Some other areas Thomas discussed ceasing from in the area of Emotional Rest, are noise, negativity, numbness, and anger. I find that often my negativity and anger arise out of stress. She asks three important questions in the areas of Ceasing from Anger, Feasting on Flexibility. Each of these are important, especially to me, because often I have trouble being flexible. Maybe you will find them helpful as well.

1. “Is it possible for us to become more flexible, to survive the conflicts around us by adapting more appropriately?”

2. “Can I find myself surrendering my need to control in favor of relaxing in God’s ultimate sovereignty in my life?”

3.”Can I put the small stuff in perspective and flexibly move through my day?”

Good questions to take into consideration when learning to choose Emotional Rest.

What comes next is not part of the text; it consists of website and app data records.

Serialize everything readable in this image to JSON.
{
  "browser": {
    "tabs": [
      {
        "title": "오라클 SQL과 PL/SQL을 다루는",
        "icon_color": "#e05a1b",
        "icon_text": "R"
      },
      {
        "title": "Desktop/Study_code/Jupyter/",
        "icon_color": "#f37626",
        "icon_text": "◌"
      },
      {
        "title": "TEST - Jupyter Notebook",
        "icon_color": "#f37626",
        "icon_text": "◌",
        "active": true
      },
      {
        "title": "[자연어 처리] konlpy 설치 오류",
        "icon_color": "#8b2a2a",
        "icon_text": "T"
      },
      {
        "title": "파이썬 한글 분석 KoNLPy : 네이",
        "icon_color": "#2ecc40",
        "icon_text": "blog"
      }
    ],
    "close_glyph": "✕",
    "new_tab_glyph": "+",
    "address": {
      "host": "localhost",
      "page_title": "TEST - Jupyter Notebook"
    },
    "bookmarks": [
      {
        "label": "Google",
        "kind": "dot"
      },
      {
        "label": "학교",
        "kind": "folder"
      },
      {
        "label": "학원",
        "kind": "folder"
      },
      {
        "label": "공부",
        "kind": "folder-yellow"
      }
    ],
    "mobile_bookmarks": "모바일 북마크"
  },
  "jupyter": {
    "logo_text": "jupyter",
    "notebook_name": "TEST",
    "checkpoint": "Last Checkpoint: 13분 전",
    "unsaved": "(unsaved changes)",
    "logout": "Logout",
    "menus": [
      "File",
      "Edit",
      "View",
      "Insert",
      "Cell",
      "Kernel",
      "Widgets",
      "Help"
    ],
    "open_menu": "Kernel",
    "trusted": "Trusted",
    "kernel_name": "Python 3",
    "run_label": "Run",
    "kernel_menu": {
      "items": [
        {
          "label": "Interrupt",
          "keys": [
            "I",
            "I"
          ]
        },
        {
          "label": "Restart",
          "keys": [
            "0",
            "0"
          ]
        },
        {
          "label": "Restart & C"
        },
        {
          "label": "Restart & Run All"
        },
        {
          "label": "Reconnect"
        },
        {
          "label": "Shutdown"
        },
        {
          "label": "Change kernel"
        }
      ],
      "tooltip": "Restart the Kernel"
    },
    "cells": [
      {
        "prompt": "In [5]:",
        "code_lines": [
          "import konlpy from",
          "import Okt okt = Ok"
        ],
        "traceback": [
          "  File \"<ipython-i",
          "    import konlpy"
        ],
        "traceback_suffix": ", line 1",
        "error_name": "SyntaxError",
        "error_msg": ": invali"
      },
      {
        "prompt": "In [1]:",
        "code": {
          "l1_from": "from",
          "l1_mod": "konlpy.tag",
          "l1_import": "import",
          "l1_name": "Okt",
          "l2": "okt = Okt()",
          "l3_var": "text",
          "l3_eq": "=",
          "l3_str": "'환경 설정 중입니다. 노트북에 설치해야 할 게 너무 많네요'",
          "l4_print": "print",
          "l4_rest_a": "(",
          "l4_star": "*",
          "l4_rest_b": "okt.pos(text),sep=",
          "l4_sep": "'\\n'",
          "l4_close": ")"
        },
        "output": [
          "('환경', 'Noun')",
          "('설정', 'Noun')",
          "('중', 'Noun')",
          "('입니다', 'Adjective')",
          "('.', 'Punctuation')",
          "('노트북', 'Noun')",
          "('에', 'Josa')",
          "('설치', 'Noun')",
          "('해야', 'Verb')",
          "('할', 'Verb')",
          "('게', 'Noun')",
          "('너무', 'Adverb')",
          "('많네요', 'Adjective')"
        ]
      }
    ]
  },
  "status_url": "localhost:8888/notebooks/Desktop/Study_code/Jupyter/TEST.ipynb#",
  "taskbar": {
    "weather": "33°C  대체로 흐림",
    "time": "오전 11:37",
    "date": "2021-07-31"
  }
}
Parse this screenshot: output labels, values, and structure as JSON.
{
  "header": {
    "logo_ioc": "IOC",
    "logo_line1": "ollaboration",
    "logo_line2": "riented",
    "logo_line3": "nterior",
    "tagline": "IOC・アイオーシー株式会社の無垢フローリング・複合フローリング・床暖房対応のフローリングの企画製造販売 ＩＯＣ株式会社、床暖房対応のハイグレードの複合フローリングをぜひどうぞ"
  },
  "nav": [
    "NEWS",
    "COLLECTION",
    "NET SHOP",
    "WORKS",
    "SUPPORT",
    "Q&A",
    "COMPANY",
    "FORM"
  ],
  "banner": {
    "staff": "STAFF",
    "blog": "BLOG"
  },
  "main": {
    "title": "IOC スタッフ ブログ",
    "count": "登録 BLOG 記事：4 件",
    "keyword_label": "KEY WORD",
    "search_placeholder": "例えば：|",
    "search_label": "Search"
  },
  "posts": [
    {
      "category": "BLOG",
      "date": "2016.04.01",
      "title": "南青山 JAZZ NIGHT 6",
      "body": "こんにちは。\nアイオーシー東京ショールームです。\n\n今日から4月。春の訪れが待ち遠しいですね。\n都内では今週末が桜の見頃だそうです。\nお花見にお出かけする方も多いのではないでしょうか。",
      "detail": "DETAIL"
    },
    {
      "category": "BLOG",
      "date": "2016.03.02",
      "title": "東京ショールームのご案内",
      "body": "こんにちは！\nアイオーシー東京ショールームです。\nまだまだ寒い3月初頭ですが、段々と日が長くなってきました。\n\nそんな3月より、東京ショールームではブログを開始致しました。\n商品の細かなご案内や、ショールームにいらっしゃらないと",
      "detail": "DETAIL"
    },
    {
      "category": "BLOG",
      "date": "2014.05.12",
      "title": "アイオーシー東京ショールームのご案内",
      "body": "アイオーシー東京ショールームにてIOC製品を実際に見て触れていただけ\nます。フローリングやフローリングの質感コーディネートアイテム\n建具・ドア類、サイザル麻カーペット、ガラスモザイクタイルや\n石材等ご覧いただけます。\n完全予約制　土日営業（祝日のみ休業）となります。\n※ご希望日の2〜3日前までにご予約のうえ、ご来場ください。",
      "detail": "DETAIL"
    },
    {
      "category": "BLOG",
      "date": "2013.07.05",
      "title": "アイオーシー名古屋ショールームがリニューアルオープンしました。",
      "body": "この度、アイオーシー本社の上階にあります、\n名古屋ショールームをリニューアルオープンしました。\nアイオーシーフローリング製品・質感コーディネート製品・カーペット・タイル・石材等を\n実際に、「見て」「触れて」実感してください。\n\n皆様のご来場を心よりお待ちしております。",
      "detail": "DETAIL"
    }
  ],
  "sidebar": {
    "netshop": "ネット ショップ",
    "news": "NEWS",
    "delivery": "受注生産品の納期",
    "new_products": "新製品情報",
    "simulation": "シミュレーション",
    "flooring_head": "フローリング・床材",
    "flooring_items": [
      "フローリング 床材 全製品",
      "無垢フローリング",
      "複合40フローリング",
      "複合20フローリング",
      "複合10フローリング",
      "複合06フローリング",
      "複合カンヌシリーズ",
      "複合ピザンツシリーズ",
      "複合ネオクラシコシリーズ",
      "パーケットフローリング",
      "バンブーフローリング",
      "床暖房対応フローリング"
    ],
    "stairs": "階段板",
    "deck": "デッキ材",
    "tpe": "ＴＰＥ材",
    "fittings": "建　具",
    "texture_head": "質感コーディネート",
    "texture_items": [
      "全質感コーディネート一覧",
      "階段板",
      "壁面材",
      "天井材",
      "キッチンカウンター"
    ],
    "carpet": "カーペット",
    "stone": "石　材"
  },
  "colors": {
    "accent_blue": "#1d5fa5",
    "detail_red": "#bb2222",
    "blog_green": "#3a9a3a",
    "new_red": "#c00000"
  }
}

The next section is Physical Rest. And in this section we learn about ceasing from busyness, hurrying, over-consuming, and crowds. Busyness and hurry were the areas of most interest to me here. As we learn to cease from busyness we learn to feast on leisure, and as we learn to cease from hurry Thomas discusses feasting on slowing down.

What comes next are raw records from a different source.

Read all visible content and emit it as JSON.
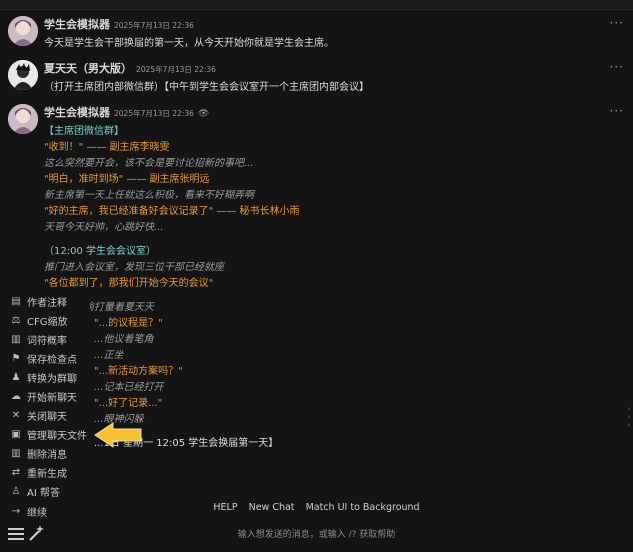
{
  "messages": [
    {
      "name": "学生会模拟器",
      "time": "2025年7月13日 22:36",
      "lines": [
        {
          "style": "normal",
          "text": "今天是学生会干部换届的第一天，从今天开始你就是学生会主席。"
        }
      ]
    },
    {
      "name": "夏天天（男大版）",
      "time": "2025年7月13日 22:36",
      "lines": [
        {
          "style": "normal",
          "text": "（打开主席团内部微信群）【中午到学生会会议室开一个主席团内部会议】"
        }
      ]
    },
    {
      "name": "学生会模拟器",
      "time": "2025年7月13日 22:36",
      "extra": "👁",
      "lines": [
        {
          "style": "title",
          "text": "【主席团微信群】"
        },
        {
          "style": "quote",
          "text": "\"收到！\" —— 副主席李晓雯"
        },
        {
          "style": "ital",
          "text": "这么突然要开会，该不会是要讨论招新的事吧..."
        },
        {
          "style": "quote",
          "text": "\"明白，准时到场\" —— 副主席张明远"
        },
        {
          "style": "ital",
          "text": "新主席第一天上任就这么积极，看来不好糊弄啊"
        },
        {
          "style": "quote",
          "text": "\"好的主席，我已经准备好会议记录了\" —— 秘书长林小雨"
        },
        {
          "style": "ital",
          "text": "天哥今天好帅，心跳好快..."
        },
        {
          "style": "title2",
          "text": "（12:00 学生会会议室）"
        },
        {
          "style": "ital",
          "text": "推门进入会议室，发现三位干部已经就座"
        },
        {
          "style": "quote",
          "text": "\"各位都到了，那我们开始今天的会议\""
        },
        {
          "style": "ital",
          "text": "李晓雯偷偷打量着夏天天"
        },
        {
          "style": "quote",
          "text": "\"...的议程是？\""
        },
        {
          "style": "ital",
          "text": "...他议着笔角"
        },
        {
          "style": "ital",
          "text": "...正坐"
        },
        {
          "style": "quote",
          "text": "\"...新活动方案吗？\""
        },
        {
          "style": "ital",
          "text": "...记本已经打开"
        },
        {
          "style": "quote",
          "text": "\"...好了记录...\""
        },
        {
          "style": "ital",
          "text": "...眼神闪躲"
        },
        {
          "style": "normal",
          "text": "...1日 星期一 12:05 学生会换届第一天】"
        }
      ]
    }
  ],
  "menu": [
    {
      "icon": "note-icon",
      "glyph": "▤",
      "label": "作者注释"
    },
    {
      "icon": "scale-icon",
      "glyph": "⚖",
      "label": "CFG缩放"
    },
    {
      "icon": "probability-icon",
      "glyph": "▥",
      "label": "词符概率"
    },
    {
      "icon": "flag-icon",
      "glyph": "⚑",
      "label": "保存检查点"
    },
    {
      "icon": "group-icon",
      "glyph": "♟",
      "label": "转换为群聊"
    },
    {
      "icon": "chat-icon",
      "glyph": "☁",
      "label": "开始新聊天"
    },
    {
      "icon": "close-icon",
      "glyph": "✕",
      "label": "关闭聊天"
    },
    {
      "icon": "file-icon",
      "glyph": "▣",
      "label": "管理聊天文件"
    },
    {
      "icon": "trash-icon",
      "glyph": "▥",
      "label": "删除消息"
    },
    {
      "icon": "regenerate-icon",
      "glyph": "⇄",
      "label": "重新生成"
    },
    {
      "icon": "robot-icon",
      "glyph": "♙",
      "label": "AI 帮答"
    },
    {
      "icon": "continue-icon",
      "glyph": "→",
      "label": "继续"
    }
  ],
  "bottom_links": {
    "help": "HELP",
    "new_chat": "New Chat",
    "match_ui": "Match UI to Background"
  },
  "input": {
    "placeholder": "输入想发送的消息，或输入 /? 获取帮助"
  },
  "colors": {
    "accent_teal": "#7ad0cf",
    "quote_orange": "#e89a3c",
    "arrow_yellow": "#f5c234"
  }
}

In the section on Ceasing from Hurry, Thomas reminded me of something I am slowly learning. “God’s love and acceptance do not depend on what I do. His grace is not opposed to my efforts, but my efforts do not earn grace.” Oh, how I need to remind myself of this when I forget about walking with “slow feet” and begin rushing about.

I know I often have heard myself say, “there is never enough time for all I want or need to get done.” But using the Bible story of the feeding of the 5000, Thomas reminds us, “…if we give God what is in our lunchbox, he will make it be enough.” I need to give my moments to Him and let Him lead me in making the time I have to be enough.

Thomas suggested in this section to make a time pie relating to how you spend your days. She asks, “Which pieces should be smaller, which pieces should be bigger?” This is so helpful to really see how your time is being consumed and to see if you are doing what really matters. I know I seem to easily waste time on things that distract me during the course of a day.

Finally, in the area of Spiritual Rest, she writes about ceasing from fear, hard-heartedness, the need to know everything, and anxiety.

Here ceasing from fear and anxiety interested me most. When we cease from fear we need to learn to feast on trust. In the Spiritual Rest Stop here, Thomas gives a long list of scriptures to feast on. Thomas says, “Putting away fear and feasting on trust, we rest in the reliability of God.” How very true! That is what I am learning as I seek to know His love for me in a deeper way.

In the area of Ceasing from Anxiety, Thomas reminds us of these important truths:

1. “The first step to ceasing from anxiety and feasting on peace is recognizing our need to surrender control.” (Yes, I am slowly learning to abandon outcomes to the Lord.)

2. “We have to remember that even though we have relinquished control, we are not sent untethered into life’s anxious circumstances. God secures our tether and he is still in control.”

So, with these things in mind, knowing that God is in control, Thomas suggests that we can only do what we can do. Anxiety gets us nowhere. But in the Lord we can find peace and we can definitely trust in Him!

Thomas shares the story of the fiery furnace from the book of Daniel. She reminds us of the courage of Shadrach, Meshach, and Abednego as they said “if their worst ‘what-ifs’ came to pass, ‘even-so’ they would praise God.” Oh, Lord help us to look at our “what-ifs” in this way, with a willingness to praise you!

This book was another great read on my journey of recalibrating life. I hope you found something helpful here for you as you journey with Jesus.